In 1994, he appointed Uday to a new security institution called
the Saddamists, which Uday spun off into the feared Fedayeen
Saddam, a 40,000-member-strong paramilitary unit with a
secret death squad of masked members who report directly to
the Presidential Palace.
Today, with all of the institutional tools at his command, Uday
is widely recognized as Iraq's second-most-powerful -- and feared
-- man, as well as his father's likely eventual successor.
Kelly Whalen is a freelance writer and documentary producer based in Oakland, California.
Relevant to this Article
Calls for "Fact-Searching Media of the 21st Century"
After Saddam's regime recently moved to expel members of CNN's
Baghdad bureau and other Western reporters, Uday Saddam Hussein
is leading a charm offensive to convince reporters that Iraq
is not hostile to Western news coverage, writes foreign correspondent
John Burns in The New York Times. (October 28, 2002) (requires registration)
Interview With a Defector
Iraqi defector Abbas al-Janabi, who held numerous key positions
in media, commerce and national organizations working for Uday
Saddam Hussein, gave a detailed interview to the London-based
newspaper Al-Hayat. Read translated excerpts from the
interview and more on al-Janabi's allegations of Uday's human

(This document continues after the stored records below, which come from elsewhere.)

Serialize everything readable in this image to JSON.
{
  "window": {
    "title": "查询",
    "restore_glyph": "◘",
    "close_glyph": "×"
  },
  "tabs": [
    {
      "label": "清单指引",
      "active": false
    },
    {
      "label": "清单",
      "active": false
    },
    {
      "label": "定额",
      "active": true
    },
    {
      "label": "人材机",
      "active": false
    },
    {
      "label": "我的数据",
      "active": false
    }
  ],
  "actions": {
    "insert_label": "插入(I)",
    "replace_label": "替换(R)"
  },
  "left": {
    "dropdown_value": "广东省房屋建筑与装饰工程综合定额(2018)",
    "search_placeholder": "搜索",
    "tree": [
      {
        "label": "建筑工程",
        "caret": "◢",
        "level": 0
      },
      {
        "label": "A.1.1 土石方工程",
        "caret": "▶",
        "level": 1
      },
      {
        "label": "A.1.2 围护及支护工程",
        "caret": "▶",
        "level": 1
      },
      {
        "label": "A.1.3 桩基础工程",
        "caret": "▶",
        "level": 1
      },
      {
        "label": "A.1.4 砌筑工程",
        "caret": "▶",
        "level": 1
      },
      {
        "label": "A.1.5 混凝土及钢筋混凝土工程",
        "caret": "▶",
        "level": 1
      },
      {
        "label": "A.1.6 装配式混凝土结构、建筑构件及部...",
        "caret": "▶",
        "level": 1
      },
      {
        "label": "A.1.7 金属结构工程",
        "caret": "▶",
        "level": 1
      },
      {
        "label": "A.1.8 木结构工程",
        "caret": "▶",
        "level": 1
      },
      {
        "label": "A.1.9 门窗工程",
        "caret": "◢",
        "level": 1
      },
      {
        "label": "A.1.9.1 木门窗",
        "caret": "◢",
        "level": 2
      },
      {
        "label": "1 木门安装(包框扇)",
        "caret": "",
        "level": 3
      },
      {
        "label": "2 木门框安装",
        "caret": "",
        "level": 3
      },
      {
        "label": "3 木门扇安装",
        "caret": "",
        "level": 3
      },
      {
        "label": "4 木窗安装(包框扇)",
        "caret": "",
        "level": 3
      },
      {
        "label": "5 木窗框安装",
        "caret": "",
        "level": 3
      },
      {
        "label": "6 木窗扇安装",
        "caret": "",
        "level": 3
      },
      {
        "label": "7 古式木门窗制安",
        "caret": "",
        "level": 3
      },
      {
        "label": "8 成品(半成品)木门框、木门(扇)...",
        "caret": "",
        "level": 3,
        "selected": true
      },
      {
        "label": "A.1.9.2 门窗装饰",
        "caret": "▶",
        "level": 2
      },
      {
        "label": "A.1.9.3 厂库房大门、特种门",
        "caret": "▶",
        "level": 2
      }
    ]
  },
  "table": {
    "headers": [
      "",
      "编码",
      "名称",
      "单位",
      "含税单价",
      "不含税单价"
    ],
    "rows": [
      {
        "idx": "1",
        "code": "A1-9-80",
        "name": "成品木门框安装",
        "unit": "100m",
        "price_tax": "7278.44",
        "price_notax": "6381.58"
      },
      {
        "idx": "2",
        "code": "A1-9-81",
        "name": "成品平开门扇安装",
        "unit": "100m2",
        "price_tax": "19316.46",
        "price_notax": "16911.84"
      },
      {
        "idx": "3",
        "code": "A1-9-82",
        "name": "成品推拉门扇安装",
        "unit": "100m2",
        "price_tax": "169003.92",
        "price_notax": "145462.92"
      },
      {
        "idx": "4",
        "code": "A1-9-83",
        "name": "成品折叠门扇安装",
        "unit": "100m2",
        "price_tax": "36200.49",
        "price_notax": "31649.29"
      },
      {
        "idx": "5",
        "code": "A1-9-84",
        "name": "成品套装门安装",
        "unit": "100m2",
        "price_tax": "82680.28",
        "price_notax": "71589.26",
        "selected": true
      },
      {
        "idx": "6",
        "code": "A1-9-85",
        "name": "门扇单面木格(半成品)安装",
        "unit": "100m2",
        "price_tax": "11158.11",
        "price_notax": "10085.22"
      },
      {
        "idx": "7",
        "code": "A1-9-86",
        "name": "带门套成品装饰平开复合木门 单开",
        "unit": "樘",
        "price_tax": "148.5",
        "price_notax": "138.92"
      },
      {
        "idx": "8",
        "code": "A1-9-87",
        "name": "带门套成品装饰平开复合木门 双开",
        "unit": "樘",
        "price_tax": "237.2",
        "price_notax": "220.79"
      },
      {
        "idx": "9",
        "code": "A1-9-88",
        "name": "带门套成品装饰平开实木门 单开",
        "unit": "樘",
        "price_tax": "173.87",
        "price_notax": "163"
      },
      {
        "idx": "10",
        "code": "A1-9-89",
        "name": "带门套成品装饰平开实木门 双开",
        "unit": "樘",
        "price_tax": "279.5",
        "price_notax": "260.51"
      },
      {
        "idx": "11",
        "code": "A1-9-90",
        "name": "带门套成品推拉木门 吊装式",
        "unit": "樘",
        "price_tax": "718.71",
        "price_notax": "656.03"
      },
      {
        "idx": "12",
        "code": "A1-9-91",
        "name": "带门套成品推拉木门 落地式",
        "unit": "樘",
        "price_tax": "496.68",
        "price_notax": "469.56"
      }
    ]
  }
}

rights abuses and his illegal business activities on the American Federation of Scientists Web site.
TO: A Family Affair: Iraq's Ruling